A seminal event is happening at this very moment in Los Angeles. It is the West Coast premiere of the Tony Kusher/ Jeanine Tesori musical, "Caroline, or Change" at the Ahmanson Theatre. What occurs on stage is a magical, life-changing and life-affirming experience that must be in some way similar to the way people responded when Show Boat, West Side Story and Company appeared on Broadway. In the way that those shows reinvented the musical form, I believe "Caroline, or Change" will go down in the annals of theatre in much the same way.
"Caroline, or Change," takes place in Lake Charles, Louisiana in 1963, just before the assassination of President Kennedy, in the midst of the Civil Rights Movement. Caroline is the black maid of a Southern Jewish family a father, his new wife, and the man's young son Noah. Since the death of the his mother, Noah has sought solace in the company of Caroline, sitting with her in the basement while she does the laundry much to the disappointment of his stepmother, who is trying to form her own relationship with the boy.

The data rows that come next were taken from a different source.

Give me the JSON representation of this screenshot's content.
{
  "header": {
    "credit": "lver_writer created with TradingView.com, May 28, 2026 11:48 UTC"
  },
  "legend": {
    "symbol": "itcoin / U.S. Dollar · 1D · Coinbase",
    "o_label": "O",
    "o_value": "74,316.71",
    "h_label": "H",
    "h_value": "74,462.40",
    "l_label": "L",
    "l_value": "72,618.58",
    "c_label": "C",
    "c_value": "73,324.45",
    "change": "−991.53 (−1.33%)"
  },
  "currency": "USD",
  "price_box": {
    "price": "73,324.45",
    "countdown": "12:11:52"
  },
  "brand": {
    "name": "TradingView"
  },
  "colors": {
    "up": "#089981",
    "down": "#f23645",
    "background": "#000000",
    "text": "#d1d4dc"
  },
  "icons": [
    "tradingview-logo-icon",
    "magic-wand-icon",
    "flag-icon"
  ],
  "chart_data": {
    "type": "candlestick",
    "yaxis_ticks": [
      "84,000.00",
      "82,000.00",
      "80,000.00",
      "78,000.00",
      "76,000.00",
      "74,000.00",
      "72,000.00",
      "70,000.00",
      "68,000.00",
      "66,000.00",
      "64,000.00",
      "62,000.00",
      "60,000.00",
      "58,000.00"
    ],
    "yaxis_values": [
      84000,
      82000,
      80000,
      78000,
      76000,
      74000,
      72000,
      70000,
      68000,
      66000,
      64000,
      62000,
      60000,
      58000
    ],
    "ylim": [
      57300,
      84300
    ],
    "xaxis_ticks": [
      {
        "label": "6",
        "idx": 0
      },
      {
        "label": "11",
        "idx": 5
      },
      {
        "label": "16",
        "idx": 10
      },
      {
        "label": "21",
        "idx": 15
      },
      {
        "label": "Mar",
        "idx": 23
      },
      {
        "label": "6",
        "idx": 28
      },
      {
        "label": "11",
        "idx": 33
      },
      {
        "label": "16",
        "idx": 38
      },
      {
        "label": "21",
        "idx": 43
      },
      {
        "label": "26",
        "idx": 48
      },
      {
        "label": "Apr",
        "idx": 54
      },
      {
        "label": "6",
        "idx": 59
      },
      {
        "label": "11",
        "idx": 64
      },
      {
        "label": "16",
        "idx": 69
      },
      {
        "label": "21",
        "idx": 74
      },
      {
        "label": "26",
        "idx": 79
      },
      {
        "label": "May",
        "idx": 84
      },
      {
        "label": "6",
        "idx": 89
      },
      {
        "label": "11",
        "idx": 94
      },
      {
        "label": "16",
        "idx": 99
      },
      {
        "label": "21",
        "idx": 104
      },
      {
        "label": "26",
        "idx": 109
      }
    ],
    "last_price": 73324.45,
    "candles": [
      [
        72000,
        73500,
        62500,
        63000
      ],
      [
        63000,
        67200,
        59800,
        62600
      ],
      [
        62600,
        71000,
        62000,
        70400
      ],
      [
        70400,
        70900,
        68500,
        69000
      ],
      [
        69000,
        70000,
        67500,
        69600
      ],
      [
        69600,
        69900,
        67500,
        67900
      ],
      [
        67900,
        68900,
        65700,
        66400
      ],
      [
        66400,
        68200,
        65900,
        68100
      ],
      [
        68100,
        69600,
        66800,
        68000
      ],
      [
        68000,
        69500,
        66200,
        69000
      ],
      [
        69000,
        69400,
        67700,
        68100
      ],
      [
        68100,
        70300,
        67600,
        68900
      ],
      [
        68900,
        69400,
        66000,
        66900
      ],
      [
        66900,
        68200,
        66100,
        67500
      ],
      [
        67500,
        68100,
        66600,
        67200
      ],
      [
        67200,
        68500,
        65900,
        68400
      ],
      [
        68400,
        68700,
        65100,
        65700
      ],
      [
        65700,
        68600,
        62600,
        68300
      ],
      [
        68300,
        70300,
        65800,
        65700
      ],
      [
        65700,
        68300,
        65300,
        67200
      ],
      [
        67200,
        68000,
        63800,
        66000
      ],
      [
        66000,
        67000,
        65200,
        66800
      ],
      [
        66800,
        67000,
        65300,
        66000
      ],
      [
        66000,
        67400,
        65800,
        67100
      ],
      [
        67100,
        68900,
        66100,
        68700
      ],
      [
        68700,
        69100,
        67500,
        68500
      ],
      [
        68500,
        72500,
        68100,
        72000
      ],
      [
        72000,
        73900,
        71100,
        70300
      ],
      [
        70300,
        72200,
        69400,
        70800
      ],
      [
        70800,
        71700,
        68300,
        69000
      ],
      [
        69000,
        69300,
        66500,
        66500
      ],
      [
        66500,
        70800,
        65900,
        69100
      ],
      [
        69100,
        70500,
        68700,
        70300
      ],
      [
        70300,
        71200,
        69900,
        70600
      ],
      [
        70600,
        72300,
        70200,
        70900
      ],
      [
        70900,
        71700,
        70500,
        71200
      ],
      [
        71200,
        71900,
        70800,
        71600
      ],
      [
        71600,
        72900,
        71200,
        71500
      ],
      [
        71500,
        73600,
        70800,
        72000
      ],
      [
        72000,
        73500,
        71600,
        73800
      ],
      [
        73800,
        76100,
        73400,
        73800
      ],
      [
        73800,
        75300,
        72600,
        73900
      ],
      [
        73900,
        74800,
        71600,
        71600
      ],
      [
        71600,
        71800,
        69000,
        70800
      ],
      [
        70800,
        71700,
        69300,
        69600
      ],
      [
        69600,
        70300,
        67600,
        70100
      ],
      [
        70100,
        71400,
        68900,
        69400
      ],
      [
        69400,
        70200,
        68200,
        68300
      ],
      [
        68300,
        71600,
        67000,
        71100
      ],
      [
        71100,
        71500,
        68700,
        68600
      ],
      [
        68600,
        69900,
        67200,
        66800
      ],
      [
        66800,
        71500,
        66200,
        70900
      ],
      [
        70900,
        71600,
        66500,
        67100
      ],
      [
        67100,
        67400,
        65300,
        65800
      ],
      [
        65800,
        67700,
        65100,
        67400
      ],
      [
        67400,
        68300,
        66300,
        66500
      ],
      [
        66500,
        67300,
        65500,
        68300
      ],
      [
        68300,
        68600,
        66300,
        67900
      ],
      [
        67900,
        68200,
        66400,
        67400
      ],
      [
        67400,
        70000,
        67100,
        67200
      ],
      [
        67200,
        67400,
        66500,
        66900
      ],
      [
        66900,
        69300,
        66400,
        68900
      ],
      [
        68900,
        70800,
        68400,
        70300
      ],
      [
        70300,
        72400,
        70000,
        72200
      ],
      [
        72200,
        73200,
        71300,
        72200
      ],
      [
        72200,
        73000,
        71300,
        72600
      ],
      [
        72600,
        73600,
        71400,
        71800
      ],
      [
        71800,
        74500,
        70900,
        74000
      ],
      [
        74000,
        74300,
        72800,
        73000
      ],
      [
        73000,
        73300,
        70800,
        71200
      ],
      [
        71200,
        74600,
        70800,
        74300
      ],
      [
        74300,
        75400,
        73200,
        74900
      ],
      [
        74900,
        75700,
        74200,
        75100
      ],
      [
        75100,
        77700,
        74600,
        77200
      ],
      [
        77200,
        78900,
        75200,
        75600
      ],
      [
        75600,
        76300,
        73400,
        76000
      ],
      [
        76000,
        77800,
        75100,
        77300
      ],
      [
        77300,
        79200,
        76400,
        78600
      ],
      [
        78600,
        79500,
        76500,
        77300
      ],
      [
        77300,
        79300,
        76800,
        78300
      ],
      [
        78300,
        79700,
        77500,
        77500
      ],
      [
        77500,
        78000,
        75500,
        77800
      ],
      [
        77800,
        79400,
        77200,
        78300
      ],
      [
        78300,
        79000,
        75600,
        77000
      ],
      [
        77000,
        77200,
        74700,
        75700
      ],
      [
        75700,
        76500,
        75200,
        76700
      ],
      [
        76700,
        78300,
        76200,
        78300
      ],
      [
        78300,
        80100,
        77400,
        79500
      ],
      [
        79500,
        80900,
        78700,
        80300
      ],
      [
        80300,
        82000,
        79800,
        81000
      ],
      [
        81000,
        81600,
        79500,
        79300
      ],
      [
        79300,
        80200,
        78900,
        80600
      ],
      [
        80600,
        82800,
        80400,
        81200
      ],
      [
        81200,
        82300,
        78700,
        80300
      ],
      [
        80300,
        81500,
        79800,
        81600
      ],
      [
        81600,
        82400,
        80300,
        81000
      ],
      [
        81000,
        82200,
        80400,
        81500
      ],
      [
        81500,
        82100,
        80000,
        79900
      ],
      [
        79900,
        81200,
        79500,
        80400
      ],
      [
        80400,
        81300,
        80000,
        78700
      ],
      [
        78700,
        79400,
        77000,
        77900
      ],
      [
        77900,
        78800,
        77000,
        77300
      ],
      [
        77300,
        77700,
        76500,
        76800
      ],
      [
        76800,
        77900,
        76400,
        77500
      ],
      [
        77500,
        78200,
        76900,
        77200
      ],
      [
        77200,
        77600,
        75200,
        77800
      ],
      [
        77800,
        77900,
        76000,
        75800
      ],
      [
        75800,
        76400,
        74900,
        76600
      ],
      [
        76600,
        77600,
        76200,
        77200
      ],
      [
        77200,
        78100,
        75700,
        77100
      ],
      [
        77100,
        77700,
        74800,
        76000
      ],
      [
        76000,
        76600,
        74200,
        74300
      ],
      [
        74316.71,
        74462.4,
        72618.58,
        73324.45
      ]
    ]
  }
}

In an attempt to become more of a mother to the boy, the new stepmother tries to teach Noah more about discipline and responsibility. You see, Noah has been leaving his pocket change in his pants when he throws them in the hamper. Distraught that his carelessness will be seen as insensitive to the maid who only make $30 a week, the stepmother tells Caroline that she may keep any money she finds in the laundry for herself. Torn by her pride, which tells her not to take money from a child, and the want to provide a better life for her children, Caroline's dilemma becomes a combustible powder keg that will change everyone in the household.
Caroline, played by Tonya Pinkins, in a performance one can only call genius (more on that later), is herself a microcosm of the country as a whole. As the lyrics remind us "Change come fast, change come slow," and we see this dichotomy in Caroline, who has great pride and rightly so but finds it in conflict with her role as that of a servant.
Caroline spends most of her time in the only basement in Lake Charles, which is an escape, as well as a prison for the maid. When we first meet Caroline she sings, "Nothing ever happen underground in Louisiana/ Cause there ain't no underground in Louisiana/ There is only Underwater" And the description is accurate, for Caroline herself is underwater struggling to make ends meet, a divorcee with a child in Vietnam, not to mention three other at home. Her life has been a constant struggle, and sadly, the underground tomb where she does her washing and drying, is also the only place she can be herself, without the dutiful façade of the maid dancing and singing along with the radio.
The change in the pockets of the boy's pants become an allegory for the greater movement of change in the world, and how change can bring both hope and despair. One of the most powerful moments in the musical comes when the bus Caroline and her friend Dottie are waiting for arrives late, explaining with sadness that President Kennedy has been shot. In his brief, soulful soliloquy, the bus expresses the despair he feels for this great loss, as this President epitomized hope, and with hope, a better life for all.